Source data
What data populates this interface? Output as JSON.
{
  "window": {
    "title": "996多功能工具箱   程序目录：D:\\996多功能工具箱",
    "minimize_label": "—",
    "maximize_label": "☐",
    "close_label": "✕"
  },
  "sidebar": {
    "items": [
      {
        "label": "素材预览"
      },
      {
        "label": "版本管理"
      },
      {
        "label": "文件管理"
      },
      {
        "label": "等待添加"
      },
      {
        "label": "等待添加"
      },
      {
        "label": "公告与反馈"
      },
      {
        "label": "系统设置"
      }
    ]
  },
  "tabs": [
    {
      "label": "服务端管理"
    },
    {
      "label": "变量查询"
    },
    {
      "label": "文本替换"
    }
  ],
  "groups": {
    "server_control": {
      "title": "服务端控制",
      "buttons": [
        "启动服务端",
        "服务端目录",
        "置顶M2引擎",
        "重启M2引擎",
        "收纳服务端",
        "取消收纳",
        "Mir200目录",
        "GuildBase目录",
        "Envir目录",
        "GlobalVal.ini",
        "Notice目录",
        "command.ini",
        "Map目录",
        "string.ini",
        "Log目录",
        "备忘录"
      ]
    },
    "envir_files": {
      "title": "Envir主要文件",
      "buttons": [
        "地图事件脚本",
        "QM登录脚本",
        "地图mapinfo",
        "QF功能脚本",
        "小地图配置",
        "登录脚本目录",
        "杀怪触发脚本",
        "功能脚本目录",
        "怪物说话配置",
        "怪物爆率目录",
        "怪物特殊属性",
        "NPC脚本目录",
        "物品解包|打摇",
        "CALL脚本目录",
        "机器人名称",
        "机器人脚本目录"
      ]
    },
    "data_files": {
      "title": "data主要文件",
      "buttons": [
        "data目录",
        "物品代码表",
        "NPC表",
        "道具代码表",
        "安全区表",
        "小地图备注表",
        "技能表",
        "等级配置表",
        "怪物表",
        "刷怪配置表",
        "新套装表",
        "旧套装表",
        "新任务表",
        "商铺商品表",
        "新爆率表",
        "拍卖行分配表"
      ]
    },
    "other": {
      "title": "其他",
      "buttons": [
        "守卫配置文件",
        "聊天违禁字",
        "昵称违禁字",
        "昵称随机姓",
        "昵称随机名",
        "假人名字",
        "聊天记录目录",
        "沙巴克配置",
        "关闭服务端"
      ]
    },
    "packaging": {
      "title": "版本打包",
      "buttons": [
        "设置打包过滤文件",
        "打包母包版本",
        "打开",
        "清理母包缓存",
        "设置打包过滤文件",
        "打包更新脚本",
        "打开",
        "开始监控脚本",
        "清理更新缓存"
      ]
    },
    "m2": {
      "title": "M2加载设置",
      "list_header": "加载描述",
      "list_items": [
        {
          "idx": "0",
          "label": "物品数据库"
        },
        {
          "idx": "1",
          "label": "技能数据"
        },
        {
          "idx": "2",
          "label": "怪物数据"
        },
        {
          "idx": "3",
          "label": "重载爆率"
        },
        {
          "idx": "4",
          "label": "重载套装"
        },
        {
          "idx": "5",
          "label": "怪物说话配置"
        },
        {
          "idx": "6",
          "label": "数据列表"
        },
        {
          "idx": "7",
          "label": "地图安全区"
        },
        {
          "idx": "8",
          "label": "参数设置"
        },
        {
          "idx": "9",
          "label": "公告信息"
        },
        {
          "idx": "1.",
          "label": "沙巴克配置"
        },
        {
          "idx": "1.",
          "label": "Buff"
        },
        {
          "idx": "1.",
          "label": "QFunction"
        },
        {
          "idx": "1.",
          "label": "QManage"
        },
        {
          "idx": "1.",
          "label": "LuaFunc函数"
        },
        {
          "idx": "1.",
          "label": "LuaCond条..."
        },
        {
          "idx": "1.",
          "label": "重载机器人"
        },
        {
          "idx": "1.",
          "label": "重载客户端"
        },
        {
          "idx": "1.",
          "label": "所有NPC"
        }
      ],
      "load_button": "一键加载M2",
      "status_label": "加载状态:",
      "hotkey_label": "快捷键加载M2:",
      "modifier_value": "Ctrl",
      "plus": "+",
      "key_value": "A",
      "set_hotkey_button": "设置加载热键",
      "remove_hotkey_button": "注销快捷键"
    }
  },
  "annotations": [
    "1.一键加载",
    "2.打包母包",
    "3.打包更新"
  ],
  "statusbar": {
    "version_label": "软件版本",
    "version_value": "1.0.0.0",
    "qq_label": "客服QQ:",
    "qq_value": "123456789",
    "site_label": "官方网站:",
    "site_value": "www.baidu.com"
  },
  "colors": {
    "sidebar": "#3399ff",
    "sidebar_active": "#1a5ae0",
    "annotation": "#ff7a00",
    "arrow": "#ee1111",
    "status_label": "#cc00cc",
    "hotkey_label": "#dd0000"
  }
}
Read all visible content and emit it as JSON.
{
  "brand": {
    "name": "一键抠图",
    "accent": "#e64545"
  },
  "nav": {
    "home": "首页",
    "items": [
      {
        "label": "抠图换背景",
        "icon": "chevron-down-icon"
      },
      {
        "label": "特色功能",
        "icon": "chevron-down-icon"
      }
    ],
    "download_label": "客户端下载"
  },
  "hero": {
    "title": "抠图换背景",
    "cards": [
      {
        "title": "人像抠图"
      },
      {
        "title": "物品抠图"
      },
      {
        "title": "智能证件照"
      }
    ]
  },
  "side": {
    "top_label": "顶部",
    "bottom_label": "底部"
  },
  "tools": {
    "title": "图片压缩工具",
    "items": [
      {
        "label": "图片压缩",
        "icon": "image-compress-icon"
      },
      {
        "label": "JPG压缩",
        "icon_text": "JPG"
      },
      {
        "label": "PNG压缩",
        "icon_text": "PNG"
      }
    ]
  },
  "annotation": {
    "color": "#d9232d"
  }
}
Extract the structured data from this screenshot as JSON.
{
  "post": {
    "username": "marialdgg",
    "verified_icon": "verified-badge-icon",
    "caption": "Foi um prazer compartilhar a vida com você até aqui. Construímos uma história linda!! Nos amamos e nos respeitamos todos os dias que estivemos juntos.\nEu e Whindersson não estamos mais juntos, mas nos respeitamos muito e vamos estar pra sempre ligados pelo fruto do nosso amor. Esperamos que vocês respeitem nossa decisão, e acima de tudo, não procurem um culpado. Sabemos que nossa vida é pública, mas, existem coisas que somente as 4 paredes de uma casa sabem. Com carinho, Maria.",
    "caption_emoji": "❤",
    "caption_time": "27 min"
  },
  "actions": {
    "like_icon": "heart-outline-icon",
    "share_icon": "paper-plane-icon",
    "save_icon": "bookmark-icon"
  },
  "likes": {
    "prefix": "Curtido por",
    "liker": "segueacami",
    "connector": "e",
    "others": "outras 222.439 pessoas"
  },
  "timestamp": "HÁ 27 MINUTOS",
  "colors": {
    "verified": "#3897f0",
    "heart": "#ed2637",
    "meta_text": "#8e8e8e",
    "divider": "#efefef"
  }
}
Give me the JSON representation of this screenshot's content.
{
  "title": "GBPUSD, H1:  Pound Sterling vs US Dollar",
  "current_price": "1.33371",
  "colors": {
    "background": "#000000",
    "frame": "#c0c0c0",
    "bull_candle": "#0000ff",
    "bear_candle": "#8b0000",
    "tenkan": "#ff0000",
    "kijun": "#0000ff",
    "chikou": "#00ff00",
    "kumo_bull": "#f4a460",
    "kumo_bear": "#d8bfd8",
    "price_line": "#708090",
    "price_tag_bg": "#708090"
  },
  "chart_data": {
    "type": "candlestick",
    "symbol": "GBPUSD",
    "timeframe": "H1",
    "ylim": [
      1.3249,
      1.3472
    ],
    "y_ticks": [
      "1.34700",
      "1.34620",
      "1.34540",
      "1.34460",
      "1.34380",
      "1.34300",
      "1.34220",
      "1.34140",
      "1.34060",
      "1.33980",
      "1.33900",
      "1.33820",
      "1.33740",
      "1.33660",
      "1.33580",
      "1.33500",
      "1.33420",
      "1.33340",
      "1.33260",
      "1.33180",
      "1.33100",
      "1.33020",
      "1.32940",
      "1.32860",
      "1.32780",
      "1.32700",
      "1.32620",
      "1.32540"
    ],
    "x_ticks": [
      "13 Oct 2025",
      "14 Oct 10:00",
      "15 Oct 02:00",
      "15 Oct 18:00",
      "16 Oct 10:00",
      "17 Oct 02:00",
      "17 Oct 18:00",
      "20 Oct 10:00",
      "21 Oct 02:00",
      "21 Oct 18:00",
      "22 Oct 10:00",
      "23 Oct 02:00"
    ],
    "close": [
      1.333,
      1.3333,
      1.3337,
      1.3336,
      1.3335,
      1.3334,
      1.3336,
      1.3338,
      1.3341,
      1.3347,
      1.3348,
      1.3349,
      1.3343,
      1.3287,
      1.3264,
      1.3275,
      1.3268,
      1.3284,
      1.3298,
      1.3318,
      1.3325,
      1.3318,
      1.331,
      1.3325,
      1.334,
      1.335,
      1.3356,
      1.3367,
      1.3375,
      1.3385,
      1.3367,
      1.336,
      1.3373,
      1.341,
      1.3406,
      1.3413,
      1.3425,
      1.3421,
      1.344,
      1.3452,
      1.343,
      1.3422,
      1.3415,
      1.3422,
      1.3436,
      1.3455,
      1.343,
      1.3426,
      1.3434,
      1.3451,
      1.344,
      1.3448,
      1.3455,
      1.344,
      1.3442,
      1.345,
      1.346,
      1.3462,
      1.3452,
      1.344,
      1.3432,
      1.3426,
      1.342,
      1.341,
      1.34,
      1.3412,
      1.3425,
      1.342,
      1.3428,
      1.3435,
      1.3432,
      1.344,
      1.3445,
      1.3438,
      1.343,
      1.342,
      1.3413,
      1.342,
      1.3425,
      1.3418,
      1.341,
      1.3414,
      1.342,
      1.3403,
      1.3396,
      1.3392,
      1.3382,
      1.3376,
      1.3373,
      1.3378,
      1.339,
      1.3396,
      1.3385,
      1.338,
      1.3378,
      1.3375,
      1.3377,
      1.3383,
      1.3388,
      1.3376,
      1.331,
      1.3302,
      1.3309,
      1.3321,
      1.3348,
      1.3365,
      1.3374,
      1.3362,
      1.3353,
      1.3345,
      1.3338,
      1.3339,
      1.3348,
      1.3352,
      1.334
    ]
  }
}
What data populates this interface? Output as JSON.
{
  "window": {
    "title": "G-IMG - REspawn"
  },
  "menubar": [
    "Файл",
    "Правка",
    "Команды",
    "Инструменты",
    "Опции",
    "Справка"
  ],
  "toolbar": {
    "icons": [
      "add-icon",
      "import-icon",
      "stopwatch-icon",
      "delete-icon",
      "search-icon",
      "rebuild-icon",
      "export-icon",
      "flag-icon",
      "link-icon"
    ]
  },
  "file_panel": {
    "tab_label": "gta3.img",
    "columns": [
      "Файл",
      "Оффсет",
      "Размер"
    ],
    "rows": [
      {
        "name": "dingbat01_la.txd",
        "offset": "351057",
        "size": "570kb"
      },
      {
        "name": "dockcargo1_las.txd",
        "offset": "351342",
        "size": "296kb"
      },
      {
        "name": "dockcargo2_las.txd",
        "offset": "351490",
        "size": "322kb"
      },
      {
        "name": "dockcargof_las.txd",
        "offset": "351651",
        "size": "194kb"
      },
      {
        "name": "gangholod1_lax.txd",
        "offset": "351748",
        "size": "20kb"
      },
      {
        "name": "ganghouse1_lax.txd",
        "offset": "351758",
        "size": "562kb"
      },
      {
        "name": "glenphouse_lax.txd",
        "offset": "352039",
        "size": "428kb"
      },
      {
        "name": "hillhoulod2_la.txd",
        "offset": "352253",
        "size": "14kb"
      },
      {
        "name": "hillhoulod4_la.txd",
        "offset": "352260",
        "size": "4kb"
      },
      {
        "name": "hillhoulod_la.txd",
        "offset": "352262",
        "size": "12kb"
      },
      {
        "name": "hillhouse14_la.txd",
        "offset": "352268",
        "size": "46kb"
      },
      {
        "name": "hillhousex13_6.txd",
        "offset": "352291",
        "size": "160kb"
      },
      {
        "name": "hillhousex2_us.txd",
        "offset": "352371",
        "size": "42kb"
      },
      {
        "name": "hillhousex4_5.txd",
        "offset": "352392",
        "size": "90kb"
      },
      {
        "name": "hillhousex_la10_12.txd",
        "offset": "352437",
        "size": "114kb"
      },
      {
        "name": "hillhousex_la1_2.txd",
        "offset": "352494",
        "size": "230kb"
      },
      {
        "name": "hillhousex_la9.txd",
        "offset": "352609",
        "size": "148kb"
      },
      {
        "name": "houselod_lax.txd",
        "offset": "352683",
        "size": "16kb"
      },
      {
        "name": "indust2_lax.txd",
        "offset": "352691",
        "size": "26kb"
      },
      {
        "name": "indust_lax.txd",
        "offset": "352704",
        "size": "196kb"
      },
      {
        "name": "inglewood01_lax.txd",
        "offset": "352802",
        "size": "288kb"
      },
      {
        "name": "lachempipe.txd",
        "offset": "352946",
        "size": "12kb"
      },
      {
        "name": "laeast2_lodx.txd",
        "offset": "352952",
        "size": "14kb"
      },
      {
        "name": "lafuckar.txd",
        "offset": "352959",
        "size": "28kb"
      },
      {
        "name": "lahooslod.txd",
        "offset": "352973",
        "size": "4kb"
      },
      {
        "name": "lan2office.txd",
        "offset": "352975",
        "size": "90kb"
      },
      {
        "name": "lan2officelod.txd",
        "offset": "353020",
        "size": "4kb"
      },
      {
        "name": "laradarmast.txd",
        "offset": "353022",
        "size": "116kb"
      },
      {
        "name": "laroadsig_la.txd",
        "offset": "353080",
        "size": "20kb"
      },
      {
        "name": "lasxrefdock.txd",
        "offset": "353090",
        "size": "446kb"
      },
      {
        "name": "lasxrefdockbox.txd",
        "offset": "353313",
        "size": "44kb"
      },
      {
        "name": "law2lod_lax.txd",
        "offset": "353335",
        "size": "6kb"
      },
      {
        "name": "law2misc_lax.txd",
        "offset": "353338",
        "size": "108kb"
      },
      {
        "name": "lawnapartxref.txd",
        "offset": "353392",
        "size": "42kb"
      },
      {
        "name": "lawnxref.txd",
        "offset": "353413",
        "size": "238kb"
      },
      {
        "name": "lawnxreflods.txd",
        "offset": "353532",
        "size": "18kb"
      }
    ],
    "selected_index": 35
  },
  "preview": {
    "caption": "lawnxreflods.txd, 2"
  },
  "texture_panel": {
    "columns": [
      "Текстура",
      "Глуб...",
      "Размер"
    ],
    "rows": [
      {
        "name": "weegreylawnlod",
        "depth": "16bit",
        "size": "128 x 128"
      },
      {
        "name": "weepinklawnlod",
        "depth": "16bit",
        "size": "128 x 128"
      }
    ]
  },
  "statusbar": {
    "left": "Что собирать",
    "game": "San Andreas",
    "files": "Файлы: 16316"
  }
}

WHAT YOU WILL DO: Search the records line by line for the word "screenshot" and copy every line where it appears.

ANSWER SPACE:
Extract the structured data from this screenshot as JSON.
Give me the JSON representation of this screenshot's content.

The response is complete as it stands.